Furthermore, you may have to pay a loan origination fee of around 1% to 8% of your loan amount. So, before opting to consolidate debt before retirement, check your financial situation.
If you fail to repay your consolidation loan, you’ll rack up more debt instead of becoming debt-free before retirement.
3. Debt Consolidation Program
What if you don’t have a good credit score to qualify for a balance transfer card? Or, what if you don’t want to add another debt by taking out a consolidation loan?
Well, in that case, you can opt for the debt consolidation program offered by a debt relief company. The best part is, you don’t need to have a good credit score to qualify for it.
The debt experts of the company will assess your debts along with your financial condition. Based on that, they will suggest an affordable monthly repayment plan.
At the same time, they’ll try to negotiate with your creditors to reduce your outstanding balance amount and waive off late fees.
Once your creditors agree, you can start making single monthly payments to the debt relief company. And in return, they’ll distribute the money among your creditors based on the debt amounts.
This way, a genuine debt relief company can help you consolidate debt before retirement so you can repay bills without any hassles. But remember, you’ll have to pay a service charge to the company for opting for their services.
4. Home Equity Line of Credit (HELOC)
Do you have equity in your home? If so, you can take out a loan against your home equity. Usually, HELOCs have much lower interest rates than credit cards or personal loans as they are secured by home equities.
For example, in February 2021, the average APR for credit cards is about 16.12%. Whereas, the current HELOC rates range from about 2.50% to 21 %, depending on your creditworthiness, debt-to-income ratio, etc.
By taking out a HELOC, you will receive a line of credit of up to 85% of the appraised value of your home less the amount you owe on your mortgage. It all depends on your creditworthiness and the remaining mortgage amount.
A HELOC works like a revolving credit. That means you can borrow an amount within your credit limit, repay it and borrow again during the draw period.
Usually, the draw period lasts up to 10 years and after that, the repayment period starts which is usually up to 20 years. So, taking out a HELOC helps you to consolidate debt before retirement, such as multiple high-interest ones, to save money on interest payments and repay them with ease.
Make sure to repay the HELOC on time. Otherwise, it can lead to foreclosure and you may lose your home. Additionally, the HELOCs usually have variable interest rates.

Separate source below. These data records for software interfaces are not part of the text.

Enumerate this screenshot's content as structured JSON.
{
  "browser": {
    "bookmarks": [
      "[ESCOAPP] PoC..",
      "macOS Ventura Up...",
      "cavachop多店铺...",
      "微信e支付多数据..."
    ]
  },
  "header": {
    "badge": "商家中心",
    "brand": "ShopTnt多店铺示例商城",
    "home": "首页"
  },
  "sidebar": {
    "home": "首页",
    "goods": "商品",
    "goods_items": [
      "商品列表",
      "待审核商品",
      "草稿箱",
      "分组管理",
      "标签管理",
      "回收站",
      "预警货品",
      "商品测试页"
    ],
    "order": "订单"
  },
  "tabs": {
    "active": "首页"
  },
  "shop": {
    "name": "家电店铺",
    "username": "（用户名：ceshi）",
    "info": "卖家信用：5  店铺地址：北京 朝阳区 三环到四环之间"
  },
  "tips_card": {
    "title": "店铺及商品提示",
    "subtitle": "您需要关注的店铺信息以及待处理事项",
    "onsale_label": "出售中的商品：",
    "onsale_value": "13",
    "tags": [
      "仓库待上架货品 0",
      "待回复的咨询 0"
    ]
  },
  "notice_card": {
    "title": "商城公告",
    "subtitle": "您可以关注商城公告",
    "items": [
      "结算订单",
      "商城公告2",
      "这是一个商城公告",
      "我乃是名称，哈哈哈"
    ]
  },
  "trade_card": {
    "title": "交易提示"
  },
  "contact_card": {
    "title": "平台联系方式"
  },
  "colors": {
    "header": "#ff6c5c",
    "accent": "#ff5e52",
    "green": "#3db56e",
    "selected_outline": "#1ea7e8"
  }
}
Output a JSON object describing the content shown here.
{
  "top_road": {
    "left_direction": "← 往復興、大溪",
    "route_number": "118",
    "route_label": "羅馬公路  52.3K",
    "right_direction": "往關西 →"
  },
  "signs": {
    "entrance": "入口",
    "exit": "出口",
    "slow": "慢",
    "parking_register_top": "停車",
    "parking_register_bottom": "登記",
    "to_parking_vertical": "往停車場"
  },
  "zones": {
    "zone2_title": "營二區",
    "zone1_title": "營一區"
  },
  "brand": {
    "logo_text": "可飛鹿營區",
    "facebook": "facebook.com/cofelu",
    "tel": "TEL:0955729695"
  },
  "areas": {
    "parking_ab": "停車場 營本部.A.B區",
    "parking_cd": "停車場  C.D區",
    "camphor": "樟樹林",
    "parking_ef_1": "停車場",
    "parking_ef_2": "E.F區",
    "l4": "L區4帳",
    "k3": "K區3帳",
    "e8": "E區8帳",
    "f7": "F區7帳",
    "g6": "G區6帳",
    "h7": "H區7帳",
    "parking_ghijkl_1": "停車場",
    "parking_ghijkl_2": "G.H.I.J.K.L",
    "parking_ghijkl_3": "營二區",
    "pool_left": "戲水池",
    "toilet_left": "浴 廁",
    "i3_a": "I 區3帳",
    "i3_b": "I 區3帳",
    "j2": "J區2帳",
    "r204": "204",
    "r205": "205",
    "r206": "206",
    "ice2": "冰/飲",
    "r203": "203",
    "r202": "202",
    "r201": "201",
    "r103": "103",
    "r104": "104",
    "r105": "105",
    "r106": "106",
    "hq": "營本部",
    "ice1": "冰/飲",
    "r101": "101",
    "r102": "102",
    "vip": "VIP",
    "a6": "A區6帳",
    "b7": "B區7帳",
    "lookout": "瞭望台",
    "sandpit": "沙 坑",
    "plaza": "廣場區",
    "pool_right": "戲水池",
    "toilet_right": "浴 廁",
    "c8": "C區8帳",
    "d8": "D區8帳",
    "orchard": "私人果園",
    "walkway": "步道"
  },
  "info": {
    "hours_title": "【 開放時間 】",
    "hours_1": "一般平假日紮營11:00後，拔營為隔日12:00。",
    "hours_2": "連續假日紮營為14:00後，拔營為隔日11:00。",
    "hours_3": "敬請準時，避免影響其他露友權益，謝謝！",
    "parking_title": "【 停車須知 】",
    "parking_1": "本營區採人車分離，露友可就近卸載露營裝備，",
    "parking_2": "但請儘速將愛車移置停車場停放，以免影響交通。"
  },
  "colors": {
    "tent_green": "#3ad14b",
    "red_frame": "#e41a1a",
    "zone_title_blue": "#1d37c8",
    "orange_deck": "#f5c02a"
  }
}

So, if the interest rates increase, your monthly payments will go up too.
Closing Thoughts on Ways to Consolidate Debt Before Retirement
Even if you’re in your 40s with retirement’s still a long way off, it’s imperative to get out of the debt trap. How to improve financial situations and manage debts in your 40s can help you improve your financial habits and stop racking up new charges.
Sadly, almost half of all retiree’s report leaving work sooner than planned. This can be due to job loss and / or health issues. Many are behind on saving, especially when they haven’t managed their finances as well as they should have.
This becomes a double whammy and not conducive to a happy care-free retirement. Without a doubt, when you’re behind the 8 ball, it’s not easy getting ahead.
This is when professional assistance can really make a difference. If you’re struggling, talk with the experts and address your finances.
The bottom line is, carrying debt into retirement can hurt your nest egg. So, it’s always better to get rid of it as soon as possible. Debt consolidation undoubtedly helps you to reduce how much you owe.
Debt Consolidation US discuss and provide you with information regarding subjects ranging from Credit Card Balance Transfer, Debt Consolidation Loan Services, Personalized DIY (Do It Yourself) Debt Consolidation, to professional and legal Debt Consolidation procedures.